## Assignment
All lines in the data bearing the string "sunset" should be identified and copied.

## Materials provided
'''

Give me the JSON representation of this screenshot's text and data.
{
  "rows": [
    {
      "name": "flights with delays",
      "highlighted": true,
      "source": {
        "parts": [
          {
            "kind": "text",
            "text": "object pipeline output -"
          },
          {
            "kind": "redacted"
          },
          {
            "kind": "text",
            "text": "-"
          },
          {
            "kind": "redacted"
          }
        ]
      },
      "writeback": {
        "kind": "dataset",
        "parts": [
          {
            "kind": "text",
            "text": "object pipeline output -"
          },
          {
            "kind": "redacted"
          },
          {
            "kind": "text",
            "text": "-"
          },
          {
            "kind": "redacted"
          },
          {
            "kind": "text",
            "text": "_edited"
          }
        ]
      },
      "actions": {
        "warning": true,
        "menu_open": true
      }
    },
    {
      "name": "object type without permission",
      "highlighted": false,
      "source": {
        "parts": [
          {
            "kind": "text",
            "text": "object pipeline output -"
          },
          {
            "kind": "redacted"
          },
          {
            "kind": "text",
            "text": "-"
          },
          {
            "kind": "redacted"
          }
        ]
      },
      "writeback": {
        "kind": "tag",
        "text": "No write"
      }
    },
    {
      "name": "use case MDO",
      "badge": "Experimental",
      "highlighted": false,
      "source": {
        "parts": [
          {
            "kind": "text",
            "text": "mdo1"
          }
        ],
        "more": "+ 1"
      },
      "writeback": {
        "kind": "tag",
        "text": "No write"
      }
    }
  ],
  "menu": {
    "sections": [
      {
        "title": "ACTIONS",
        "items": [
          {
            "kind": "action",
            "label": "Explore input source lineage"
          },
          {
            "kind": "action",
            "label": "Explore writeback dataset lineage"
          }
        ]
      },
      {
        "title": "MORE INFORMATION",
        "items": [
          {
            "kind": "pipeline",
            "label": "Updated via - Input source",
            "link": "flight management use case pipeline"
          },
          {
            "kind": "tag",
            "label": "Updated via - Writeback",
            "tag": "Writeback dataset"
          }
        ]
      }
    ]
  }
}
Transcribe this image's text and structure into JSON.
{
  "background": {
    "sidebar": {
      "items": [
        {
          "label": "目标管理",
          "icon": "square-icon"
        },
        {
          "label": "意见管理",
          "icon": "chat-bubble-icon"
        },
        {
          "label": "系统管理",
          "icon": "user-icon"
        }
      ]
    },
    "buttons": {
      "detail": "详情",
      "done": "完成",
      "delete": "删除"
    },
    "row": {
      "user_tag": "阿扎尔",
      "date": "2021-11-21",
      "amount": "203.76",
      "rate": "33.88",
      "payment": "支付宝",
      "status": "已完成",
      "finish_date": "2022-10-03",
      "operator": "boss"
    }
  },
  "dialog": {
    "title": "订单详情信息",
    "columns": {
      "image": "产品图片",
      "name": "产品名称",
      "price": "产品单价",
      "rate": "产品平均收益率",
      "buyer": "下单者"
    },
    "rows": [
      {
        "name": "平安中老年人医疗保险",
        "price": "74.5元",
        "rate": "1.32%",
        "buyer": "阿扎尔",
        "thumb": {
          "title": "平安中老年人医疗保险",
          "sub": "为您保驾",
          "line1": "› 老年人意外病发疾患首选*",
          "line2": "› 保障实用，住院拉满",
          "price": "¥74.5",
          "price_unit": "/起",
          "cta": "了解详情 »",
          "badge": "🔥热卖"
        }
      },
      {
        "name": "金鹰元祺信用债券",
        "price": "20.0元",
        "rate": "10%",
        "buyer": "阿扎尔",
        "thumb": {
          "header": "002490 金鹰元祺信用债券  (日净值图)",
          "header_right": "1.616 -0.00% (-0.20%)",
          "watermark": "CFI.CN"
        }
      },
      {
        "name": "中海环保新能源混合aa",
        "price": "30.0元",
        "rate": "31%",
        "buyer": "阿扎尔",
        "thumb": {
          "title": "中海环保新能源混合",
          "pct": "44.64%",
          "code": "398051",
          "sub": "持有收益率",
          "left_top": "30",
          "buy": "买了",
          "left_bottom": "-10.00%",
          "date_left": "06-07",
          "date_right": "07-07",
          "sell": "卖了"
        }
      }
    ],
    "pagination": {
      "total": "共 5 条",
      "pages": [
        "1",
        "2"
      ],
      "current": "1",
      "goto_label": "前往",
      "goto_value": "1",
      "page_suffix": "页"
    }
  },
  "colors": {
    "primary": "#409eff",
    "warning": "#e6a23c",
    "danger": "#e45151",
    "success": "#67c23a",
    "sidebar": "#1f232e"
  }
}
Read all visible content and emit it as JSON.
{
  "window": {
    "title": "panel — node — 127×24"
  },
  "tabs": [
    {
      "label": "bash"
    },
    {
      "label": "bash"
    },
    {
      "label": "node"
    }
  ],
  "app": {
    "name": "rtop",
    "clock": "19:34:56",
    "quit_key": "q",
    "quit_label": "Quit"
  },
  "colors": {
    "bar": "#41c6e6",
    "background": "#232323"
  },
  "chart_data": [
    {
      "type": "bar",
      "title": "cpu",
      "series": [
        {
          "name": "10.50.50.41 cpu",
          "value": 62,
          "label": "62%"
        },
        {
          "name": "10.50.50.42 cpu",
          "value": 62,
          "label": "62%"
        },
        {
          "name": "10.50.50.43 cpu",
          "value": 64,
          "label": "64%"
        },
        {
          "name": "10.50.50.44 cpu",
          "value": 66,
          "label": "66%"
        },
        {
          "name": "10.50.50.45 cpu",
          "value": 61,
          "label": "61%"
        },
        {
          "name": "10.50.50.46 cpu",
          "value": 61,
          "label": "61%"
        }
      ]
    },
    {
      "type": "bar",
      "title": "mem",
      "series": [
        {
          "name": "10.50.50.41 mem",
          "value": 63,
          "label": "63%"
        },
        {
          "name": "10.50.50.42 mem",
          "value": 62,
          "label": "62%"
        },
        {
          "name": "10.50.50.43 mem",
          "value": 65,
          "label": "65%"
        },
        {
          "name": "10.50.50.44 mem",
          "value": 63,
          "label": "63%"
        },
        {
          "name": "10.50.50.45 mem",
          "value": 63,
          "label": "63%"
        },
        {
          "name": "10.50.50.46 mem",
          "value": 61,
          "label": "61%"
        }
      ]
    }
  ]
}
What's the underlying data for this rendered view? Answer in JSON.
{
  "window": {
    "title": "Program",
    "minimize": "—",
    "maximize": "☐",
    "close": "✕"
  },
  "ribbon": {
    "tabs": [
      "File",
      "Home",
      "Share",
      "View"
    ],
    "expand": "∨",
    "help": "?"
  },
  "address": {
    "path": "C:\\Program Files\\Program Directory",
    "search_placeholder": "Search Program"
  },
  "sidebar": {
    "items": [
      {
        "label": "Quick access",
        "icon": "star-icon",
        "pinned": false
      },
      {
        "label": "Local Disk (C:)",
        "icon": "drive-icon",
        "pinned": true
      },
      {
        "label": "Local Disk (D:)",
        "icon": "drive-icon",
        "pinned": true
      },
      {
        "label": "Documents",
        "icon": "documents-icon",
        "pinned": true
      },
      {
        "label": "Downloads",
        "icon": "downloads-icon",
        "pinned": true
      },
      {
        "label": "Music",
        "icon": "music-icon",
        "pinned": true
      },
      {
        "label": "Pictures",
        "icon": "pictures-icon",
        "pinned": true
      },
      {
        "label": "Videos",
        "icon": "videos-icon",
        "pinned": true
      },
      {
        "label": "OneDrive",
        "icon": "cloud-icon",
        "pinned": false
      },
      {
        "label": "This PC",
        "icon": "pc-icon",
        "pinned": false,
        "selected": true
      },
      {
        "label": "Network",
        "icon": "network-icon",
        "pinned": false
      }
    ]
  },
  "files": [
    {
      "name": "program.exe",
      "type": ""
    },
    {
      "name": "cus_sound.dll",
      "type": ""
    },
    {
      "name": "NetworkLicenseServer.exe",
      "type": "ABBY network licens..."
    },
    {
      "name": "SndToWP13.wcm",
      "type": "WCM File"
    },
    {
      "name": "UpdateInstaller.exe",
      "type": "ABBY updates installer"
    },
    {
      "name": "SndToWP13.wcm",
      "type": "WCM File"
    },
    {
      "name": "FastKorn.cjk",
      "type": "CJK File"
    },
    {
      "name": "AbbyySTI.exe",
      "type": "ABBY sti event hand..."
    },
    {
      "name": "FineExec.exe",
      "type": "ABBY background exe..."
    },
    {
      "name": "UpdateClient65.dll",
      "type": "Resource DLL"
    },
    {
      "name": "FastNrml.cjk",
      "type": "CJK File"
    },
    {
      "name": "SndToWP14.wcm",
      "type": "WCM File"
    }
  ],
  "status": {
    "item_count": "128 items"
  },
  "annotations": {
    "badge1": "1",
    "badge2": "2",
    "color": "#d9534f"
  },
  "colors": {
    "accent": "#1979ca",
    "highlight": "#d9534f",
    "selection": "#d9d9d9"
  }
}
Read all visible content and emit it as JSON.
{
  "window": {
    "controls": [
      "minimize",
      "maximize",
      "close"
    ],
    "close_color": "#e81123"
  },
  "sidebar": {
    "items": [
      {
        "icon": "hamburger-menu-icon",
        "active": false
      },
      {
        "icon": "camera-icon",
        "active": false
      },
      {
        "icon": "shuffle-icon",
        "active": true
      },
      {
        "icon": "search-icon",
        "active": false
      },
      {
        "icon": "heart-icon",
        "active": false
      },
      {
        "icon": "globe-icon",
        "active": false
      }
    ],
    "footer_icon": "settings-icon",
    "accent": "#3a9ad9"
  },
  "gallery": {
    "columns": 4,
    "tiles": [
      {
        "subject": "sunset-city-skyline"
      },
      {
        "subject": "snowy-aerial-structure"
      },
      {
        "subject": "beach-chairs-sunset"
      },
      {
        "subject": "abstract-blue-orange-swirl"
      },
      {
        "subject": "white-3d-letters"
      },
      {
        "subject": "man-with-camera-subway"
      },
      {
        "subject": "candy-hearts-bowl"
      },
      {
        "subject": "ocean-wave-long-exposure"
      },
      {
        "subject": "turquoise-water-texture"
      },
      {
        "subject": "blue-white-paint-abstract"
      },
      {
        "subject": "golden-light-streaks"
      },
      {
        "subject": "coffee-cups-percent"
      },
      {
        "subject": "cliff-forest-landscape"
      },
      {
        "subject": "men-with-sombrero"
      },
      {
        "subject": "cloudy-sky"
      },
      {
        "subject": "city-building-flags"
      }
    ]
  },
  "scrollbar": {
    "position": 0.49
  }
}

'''

## Output of the task
        "subject": "sunset-city-skyline"
        "subject": "beach-chairs-sunset"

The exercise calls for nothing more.